Focus defines a Reportable protocol that you can implement in order to customize how test output is logged, and how to handle passing and failing tests. By default, Focus uses it's own very simple reporter. There is also a Clean Reporter which we recommend you use.

The simplest way to get started is to use the default or clean reporter, and tell that reporter to use XCTFail when a test fails:

override class func setUp() {
    Focus.defaultReporter().failBlock = XCTFail
}

Custom Reporter

If you want to build your own reporter, simply create a new type and have it conform to the Reportable protocol. Then tell Focus to use your custom Reporter.

import XCTest
import Observe

class MyReporter: Focus.Reportable {
    
    let sharedInstance = MyReporter()
    
    public func testPassed(file: StaticString, method: String, line: UInt, message: String, evaluation: String) {
        
        print(message)
    }
    
    public func testFailed(file: StaticString, method: String, line: UInt, message: String, evaluation: String) {
        
        print(message)
        XCTFail(message, file: file, line: line)
    }

}

class SimpleTest: XCTestCase {
    
    override class func setUp() {
        super.setUp()
        let reporter = MyReporter.sharedInstance
        Focus.set(reporter: reporter)
    }
    
	func testSomething() {
        var foo = false
        expect(foo)to.be.true() 
    }
}

class AnotherSimpleTest: XCTestCase {
    
    override class func setUp() {
        super.setUp()
        let reporter = MyReporter.sharedInstance
        Focus.set(reporter: reporter)
    }
    ...
}

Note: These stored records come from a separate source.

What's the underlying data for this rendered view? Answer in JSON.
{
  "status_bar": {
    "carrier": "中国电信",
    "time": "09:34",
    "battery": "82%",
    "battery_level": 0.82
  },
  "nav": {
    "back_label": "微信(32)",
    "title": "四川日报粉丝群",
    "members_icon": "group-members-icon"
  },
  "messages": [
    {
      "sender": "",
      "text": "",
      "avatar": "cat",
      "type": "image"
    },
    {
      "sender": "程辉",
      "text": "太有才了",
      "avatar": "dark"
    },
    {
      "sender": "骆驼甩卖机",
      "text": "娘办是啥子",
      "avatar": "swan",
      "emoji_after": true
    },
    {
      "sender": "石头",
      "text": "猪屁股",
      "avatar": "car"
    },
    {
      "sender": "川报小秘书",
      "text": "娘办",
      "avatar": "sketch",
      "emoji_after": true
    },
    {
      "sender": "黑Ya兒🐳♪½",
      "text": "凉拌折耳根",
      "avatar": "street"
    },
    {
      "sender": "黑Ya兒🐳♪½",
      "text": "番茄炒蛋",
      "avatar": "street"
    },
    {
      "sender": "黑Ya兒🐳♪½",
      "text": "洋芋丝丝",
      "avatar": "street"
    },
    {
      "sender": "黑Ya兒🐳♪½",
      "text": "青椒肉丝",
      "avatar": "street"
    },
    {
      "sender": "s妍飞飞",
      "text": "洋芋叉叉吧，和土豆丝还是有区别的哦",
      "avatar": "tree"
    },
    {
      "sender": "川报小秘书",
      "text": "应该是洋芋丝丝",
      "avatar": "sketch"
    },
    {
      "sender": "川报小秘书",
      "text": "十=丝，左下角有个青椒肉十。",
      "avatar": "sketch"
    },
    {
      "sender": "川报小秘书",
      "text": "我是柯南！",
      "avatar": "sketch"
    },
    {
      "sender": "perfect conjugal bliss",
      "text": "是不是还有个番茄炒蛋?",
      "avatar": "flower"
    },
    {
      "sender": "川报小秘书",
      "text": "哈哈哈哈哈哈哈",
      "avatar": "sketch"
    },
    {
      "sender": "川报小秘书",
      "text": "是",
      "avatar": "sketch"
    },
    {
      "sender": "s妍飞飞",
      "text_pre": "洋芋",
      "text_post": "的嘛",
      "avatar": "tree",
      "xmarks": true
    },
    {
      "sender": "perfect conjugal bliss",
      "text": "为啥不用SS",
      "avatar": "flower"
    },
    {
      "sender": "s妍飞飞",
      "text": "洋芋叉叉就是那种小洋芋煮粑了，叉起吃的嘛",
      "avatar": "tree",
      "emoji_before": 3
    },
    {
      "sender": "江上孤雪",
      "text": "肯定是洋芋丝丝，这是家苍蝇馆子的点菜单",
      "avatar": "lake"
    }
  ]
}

It can be useful to have your reporter be a singleton so that you can share state across multiple tests. This will allow you to keep track of stats like the total number of tests that have passed or failed.

Features

BDD style

The chain-capable BDD styles provide an expressive language & readable style. A very readable style:

expect(foo).to.be.true()

No Dependencies

Focus is not coupled to XCTest at all, in fact Focus will never rely on any frameworks other than Foundation. This allows you to specify what you want to happen when an assertion passes or fails.

This means you never have to worry about importing any other frameworks into your code. It also means that you can use this framework in your application's tests or your application's core code.

Type Safety

Focus makes sure you don't compare two types that don't match:

// Does not compile:
expect(1 + 1).to.be.true()

Contributing

All developers should feel welcome and encouraged to contribute to Focus, see our CONTRIBUTING document here to get involved.